David Briegel

Sun, Jun 17, 2012 : 2:42 p.m.

The people's representatives are elected for a term. That is the only limit that is necessary. The problem is the pervasive and corrupting influence of money. Special Interest money participates in this legalized bribery for what they can get from the people's representatives. Until and unless we fix this legalized bribery, nothing will change!


Sun, Jun 17, 2012 : 10:46 p.m.

Do you know that a former member of the state legislature, if they get hired as a consultant or lobbyist, can go onto the floor of the legislature while it's in session? This isn't an option for other lobbyists that weren't elected. I believe it should be a crime for a lobbyist to make direct contact with an elected official or for an elected official to make direct contact with a lobbyist.


Sun, Jun 17, 2012 : 2:35 p.m.

Perhaps an enterprising lawmaker in Lansing would write a compromise bill that allowed the limited extension of term limits if and only if there were a conjunctive measure to move to a part time legislature.

Jonathan Blutarsky

Sun, Jun 17, 2012 : 4:54 p.m.

my idea of what representative government is supposed to be!

Jonathan Blutarsky

Sun, Jun 17, 2012 : 4:52 p.m.

having a part time legislature means only people who are independently wealthy can afford to run - not


Sun, Jun 17, 2012 : 4:46 p.m.

That might work if Republicans were willing to compromise on anything, but they're not.


Sun, Jun 17, 2012 : 2:24 p.m.

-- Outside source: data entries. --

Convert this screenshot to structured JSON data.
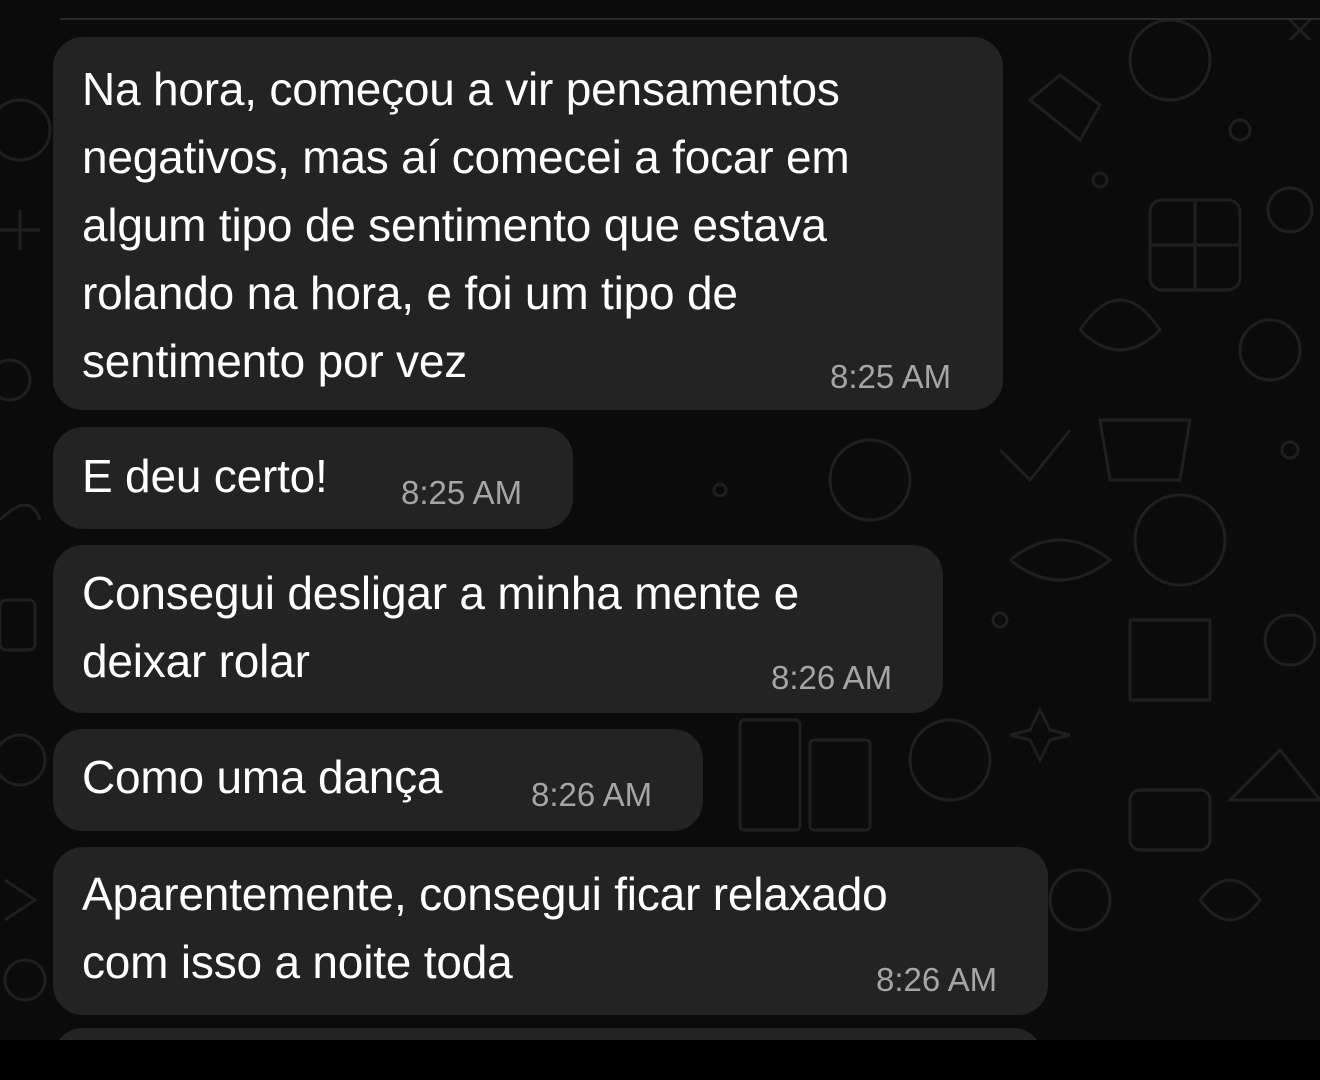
{
  "theme": {
    "background": "#0b0b0b",
    "bubble_color": "#232323",
    "text_color": "#ffffff",
    "time_color": "#a5a5a5",
    "pattern_color": "#1e1e1e"
  },
  "messages": [
    {
      "text": "Na hora, começou a vir pensamentos\nnegativos, mas aí comecei a focar em\nalgum tipo de sentimento que estava\nrolando na hora, e foi um tipo de\nsentimento por vez",
      "time": "8:25 AM"
    },
    {
      "text": "E deu certo!",
      "time": "8:25 AM"
    },
    {
      "text": "Consegui desligar a minha mente e\ndeixar rolar",
      "time": "8:26 AM"
    },
    {
      "text": "Como uma dança",
      "time": "8:26 AM"
    },
    {
      "text": "Aparentemente, consegui ficar relaxado\ncom isso a noite toda",
      "time": "8:26 AM"
    }
  ]
}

Yea, maybe you can bring that up during the Vagina Monologues on the steps of the Capital on Monday. We need to elect better, more intelligent, more mature legislators, regardless of their terms, who don't confuse debate with childish gimmicks and stunts. We had enough of that during Granholm's 8 years of failure.

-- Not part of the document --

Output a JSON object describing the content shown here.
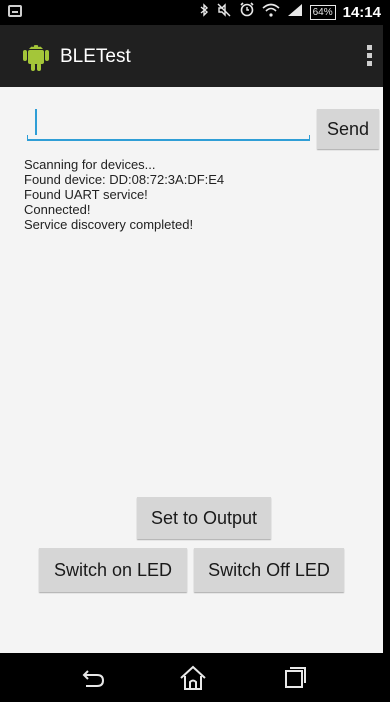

Sun, Jun 17, 2012 : 10:23 p.m.

shepard, i'd say before you complain about the mote in someone else's eye, you remove the log from your own. It is the GOP and it's blatant attack on women, culminating with the childish, immature act of silencing a member of the opposition for using the medical term vagina, that humiliates the entire michigan legislative body. I believe she is taking appropriate action in fighting back against these pseudo-religious fakers who were "shocked & abhorred" that she dared reference a woman's body part that is, btw, mentioned in the very legislation that they voted upon/ The continued stupidity and arrogance of republicans in the house is apparent when they continue to shoot themselves in the foot at every opportunity.


Sun, Jun 17, 2012 : 9:04 p.m.

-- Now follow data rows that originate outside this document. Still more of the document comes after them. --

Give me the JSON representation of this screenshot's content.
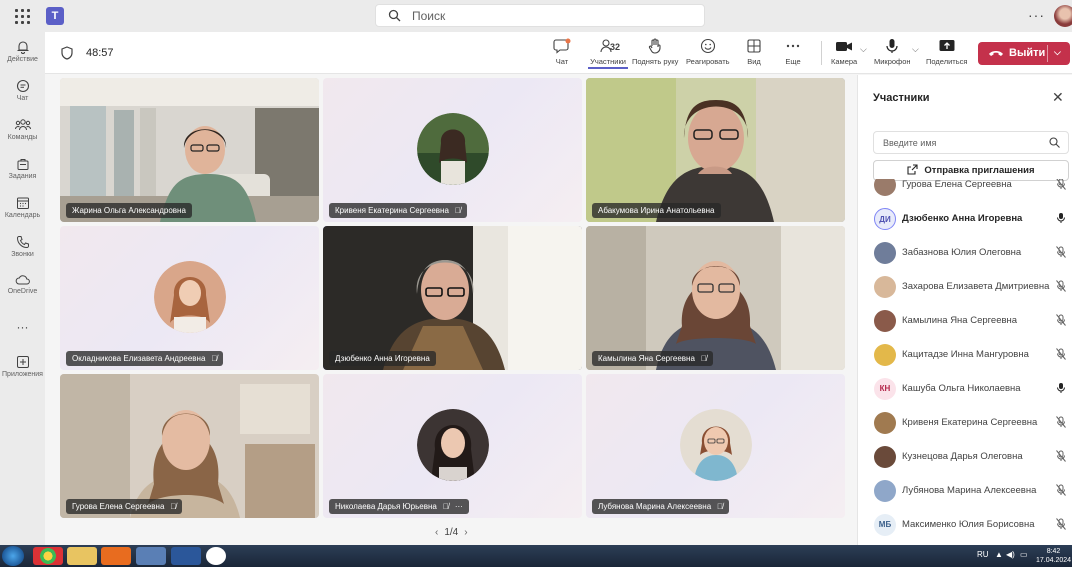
{
  "topbar": {
    "search_placeholder": "Поиск",
    "more_label": "···"
  },
  "rail": {
    "items": [
      {
        "label": "Действие",
        "icon": "bell-icon"
      },
      {
        "label": "Чат",
        "icon": "chat-icon"
      },
      {
        "label": "Команды",
        "icon": "teams-icon"
      },
      {
        "label": "Задания",
        "icon": "assignments-icon"
      },
      {
        "label": "Календарь",
        "icon": "calendar-icon"
      },
      {
        "label": "Звонки",
        "icon": "phone-icon"
      },
      {
        "label": "OneDrive",
        "icon": "cloud-icon"
      },
      {
        "label": "···",
        "icon": "more-icon"
      },
      {
        "label": "Приложения",
        "icon": "apps-icon"
      }
    ]
  },
  "meeting": {
    "timer": "48:57",
    "participants_count": "32",
    "toolbar": {
      "chat": "Чат",
      "participants": "Участники",
      "raise_hand": "Поднять руку",
      "react": "Реагировать",
      "view": "Вид",
      "more": "Еще",
      "camera": "Камера",
      "mic": "Микрофон",
      "share": "Поделиться"
    },
    "leave_label": "Выйти"
  },
  "tiles": [
    {
      "name": "Жарина Ольга Александровна",
      "mic": false,
      "active": false,
      "type": "video"
    },
    {
      "name": "Кривеня Екатерина Сергеевна",
      "mic": true,
      "active": false,
      "type": "avatar"
    },
    {
      "name": "Абакумова Ирина Анатольевна",
      "mic": false,
      "active": true,
      "type": "video"
    },
    {
      "name": "Окладникова Елизавета Андреевна",
      "mic": true,
      "active": false,
      "type": "avatar"
    },
    {
      "name": "Дзюбенко Анна Игоревна",
      "mic": false,
      "active": true,
      "type": "video"
    },
    {
      "name": "Камылина Яна Сергеевна",
      "mic": true,
      "active": false,
      "type": "video"
    },
    {
      "name": "Гурова Елена Сергеевна",
      "mic": true,
      "active": false,
      "type": "video"
    },
    {
      "name": "Николаева Дарья Юрьевна",
      "mic": true,
      "active": false,
      "type": "avatar"
    },
    {
      "name": "Лубянова Марина Алексеевна",
      "mic": true,
      "active": false,
      "type": "avatar"
    }
  ],
  "pager": "1/4",
  "panel": {
    "title": "Участники",
    "search_placeholder": "Введите имя",
    "invite_label": "Отправка приглашения",
    "participants": [
      {
        "name": "Гурова Елена Сергеевна",
        "initials": "",
        "muted": true,
        "speaking": false,
        "color": "#9a7b6a"
      },
      {
        "name": "Дзюбенко Анна Игоревна",
        "initials": "ДИ",
        "muted": false,
        "speaking": true,
        "color": "#e8ebfa"
      },
      {
        "name": "Забазнова Юлия Олеговна",
        "initials": "",
        "muted": true,
        "speaking": false,
        "color": "#6f7d9a"
      },
      {
        "name": "Захарова Елизавета Дмитриевна",
        "initials": "",
        "muted": true,
        "speaking": false,
        "color": "#d8b89a"
      },
      {
        "name": "Камылина Яна Сергеевна",
        "initials": "",
        "muted": true,
        "speaking": false,
        "color": "#8a5a4a"
      },
      {
        "name": "Кацитадзе Инна Мангуровна",
        "initials": "",
        "muted": true,
        "speaking": false,
        "color": "#e3b84a"
      },
      {
        "name": "Кашуба Ольга Николаевна",
        "initials": "КН",
        "muted": false,
        "speaking": false,
        "color": "#fbe3ea"
      },
      {
        "name": "Кривеня Екатерина Сергеевна",
        "initials": "",
        "muted": true,
        "speaking": false,
        "color": "#a07a50"
      },
      {
        "name": "Кузнецова Дарья Олеговна",
        "initials": "",
        "muted": true,
        "speaking": false,
        "color": "#6a4a3a"
      },
      {
        "name": "Лубянова Марина Алексеевна",
        "initials": "",
        "muted": true,
        "speaking": false,
        "color": "#8fa7c9"
      },
      {
        "name": "Максименко Юлия Борисовна",
        "initials": "МБ",
        "muted": true,
        "speaking": false,
        "color": "#e6eef6"
      }
    ]
  },
  "taskbar": {
    "lang": "RU",
    "time": "8:42",
    "date": "17.04.2024"
  },
  "colors": {
    "accent": "#5b5fc7",
    "leave": "#c4314b",
    "active_tile": "#7f85f5"
  }
}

Don;t let facts get in the way of your story. No matter what was being debated, the right wing said we arent going to ALLOW her to speak. THAT is not what happens in a republican democracy. I would say the exact same thing if a dem did it to a republican. The fact is, Michigan is AGAIN the laughing stock of the nation for their idiots who run the legislature.


Sun, Jun 17, 2012 : 7:08 p.m.

We might want to revisit our understanding of how and why Brown humiliated herself and the entire democrat party. ....and why it will continue on Monday and beyond.


Sun, Jun 17, 2012 : 4:47 p.m.

It was a childish stunt to limit a duly elected representative from using language that describes a female body part.